**TASK INPUTS:**
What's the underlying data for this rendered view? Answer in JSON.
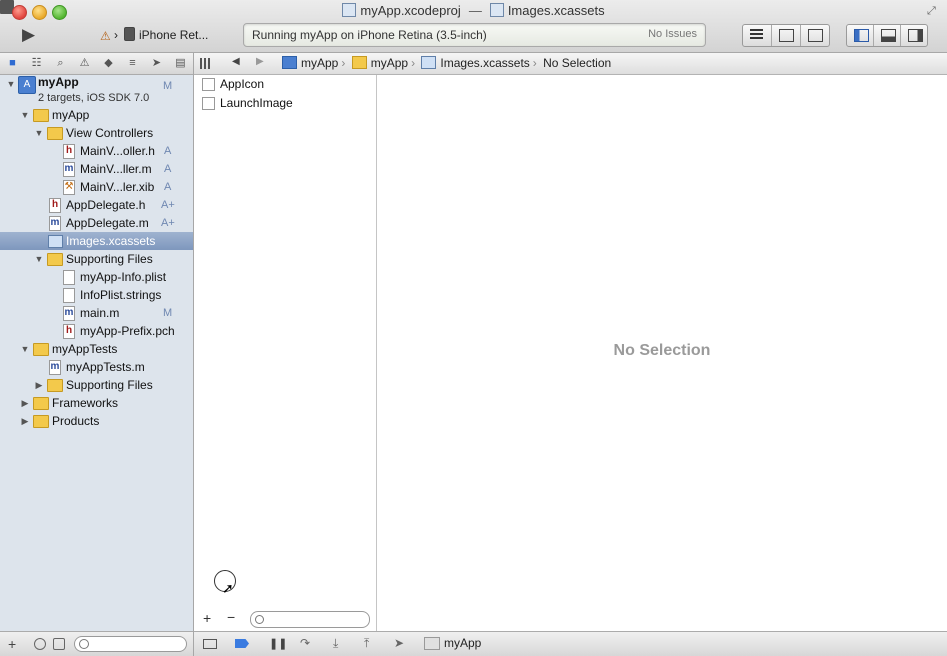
{
  "window": {
    "title_project": "myApp.xcodeproj",
    "title_separator": "—",
    "title_file": "Images.xcassets"
  },
  "toolbar": {
    "scheme_device": "iPhone Ret...",
    "activity_status": "Running myApp on iPhone Retina (3.5-inch)",
    "issues_label": "No Issues"
  },
  "navigator": {
    "project_name": "myApp",
    "project_subtitle": "2 targets, iOS SDK 7.0",
    "project_badge": "M",
    "items": [
      {
        "label": "myApp",
        "kind": "folder",
        "depth": 1,
        "expanded": true,
        "badge": ""
      },
      {
        "label": "View Controllers",
        "kind": "folder",
        "depth": 2,
        "expanded": true,
        "badge": ""
      },
      {
        "label": "MainV...oller.h",
        "kind": "h",
        "depth": 3,
        "badge": "A"
      },
      {
        "label": "MainV...ller.m",
        "kind": "m",
        "depth": 3,
        "badge": "A"
      },
      {
        "label": "MainV...ler.xib",
        "kind": "xib",
        "depth": 3,
        "badge": "A"
      },
      {
        "label": "AppDelegate.h",
        "kind": "h",
        "depth": 2,
        "badge": "A+"
      },
      {
        "label": "AppDelegate.m",
        "kind": "m",
        "depth": 2,
        "badge": "A+"
      },
      {
        "label": "Images.xcassets",
        "kind": "xcassets",
        "depth": 2,
        "badge": "",
        "selected": true
      },
      {
        "label": "Supporting Files",
        "kind": "folder",
        "depth": 2,
        "expanded": true,
        "badge": ""
      },
      {
        "label": "myApp-Info.plist",
        "kind": "plist",
        "depth": 3,
        "badge": ""
      },
      {
        "label": "InfoPlist.strings",
        "kind": "plist",
        "depth": 3,
        "badge": ""
      },
      {
        "label": "main.m",
        "kind": "m",
        "depth": 3,
        "badge": "M"
      },
      {
        "label": "myApp-Prefix.pch",
        "kind": "h",
        "depth": 3,
        "badge": ""
      },
      {
        "label": "myAppTests",
        "kind": "folder",
        "depth": 1,
        "expanded": true,
        "badge": ""
      },
      {
        "label": "myAppTests.m",
        "kind": "m",
        "depth": 2,
        "badge": ""
      },
      {
        "label": "Supporting Files",
        "kind": "folder",
        "depth": 2,
        "expanded": false,
        "badge": ""
      },
      {
        "label": "Frameworks",
        "kind": "folder",
        "depth": 1,
        "expanded": false,
        "badge": ""
      },
      {
        "label": "Products",
        "kind": "folder",
        "depth": 1,
        "expanded": false,
        "badge": ""
      }
    ]
  },
  "jumpbar": {
    "crumbs": [
      "myApp",
      "myApp",
      "Images.xcassets",
      "No Selection"
    ]
  },
  "asset_sets": [
    "AppIcon",
    "LaunchImage"
  ],
  "editor": {
    "empty_message": "No Selection"
  },
  "debugbar": {
    "target_label": "myApp"
  }
}
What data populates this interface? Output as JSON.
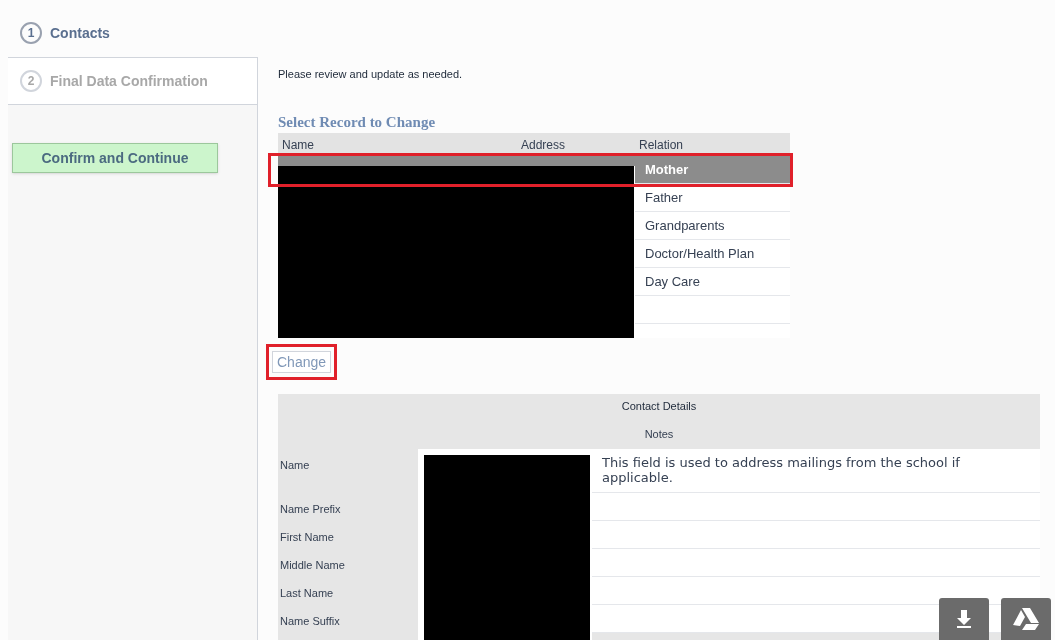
{
  "steps": [
    {
      "number": "1",
      "label": "Contacts",
      "selected": true
    },
    {
      "number": "2",
      "label": "Final Data Confirmation",
      "selected": false
    }
  ],
  "confirm_button": "Confirm and Continue",
  "instructions": "Please review and update as needed.",
  "records": {
    "title": "Select Record to Change",
    "columns": [
      "Name",
      "Address",
      "Relation"
    ],
    "rows": [
      {
        "relation": "Mother",
        "selected": true,
        "highlighted": true
      },
      {
        "relation": "Father",
        "selected": false,
        "highlighted": false
      },
      {
        "relation": "Grandparents",
        "selected": false,
        "highlighted": false
      },
      {
        "relation": "Doctor/Health Plan",
        "selected": false,
        "highlighted": false
      },
      {
        "relation": "Day Care",
        "selected": false,
        "highlighted": false
      },
      {
        "relation": "",
        "selected": false,
        "highlighted": false
      }
    ]
  },
  "change_button": {
    "label": "Change",
    "highlighted": true
  },
  "contact_details": {
    "title": "Contact Details",
    "notes_heading": "Notes",
    "fields": [
      {
        "label": "Name",
        "note": "This field is used to address mailings from the school if applicable."
      },
      {
        "label": "Name Prefix"
      },
      {
        "label": "First Name"
      },
      {
        "label": "Middle Name"
      },
      {
        "label": "Last Name"
      },
      {
        "label": "Name Suffix"
      }
    ]
  },
  "floating_buttons": [
    {
      "kind": "download"
    },
    {
      "kind": "drive"
    }
  ]
}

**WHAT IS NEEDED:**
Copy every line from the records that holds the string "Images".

**TASK RESPONSE:**
    "title_file": "Images.xcassets"
        "label": "Images.xcassets",
      "Images.xcassets",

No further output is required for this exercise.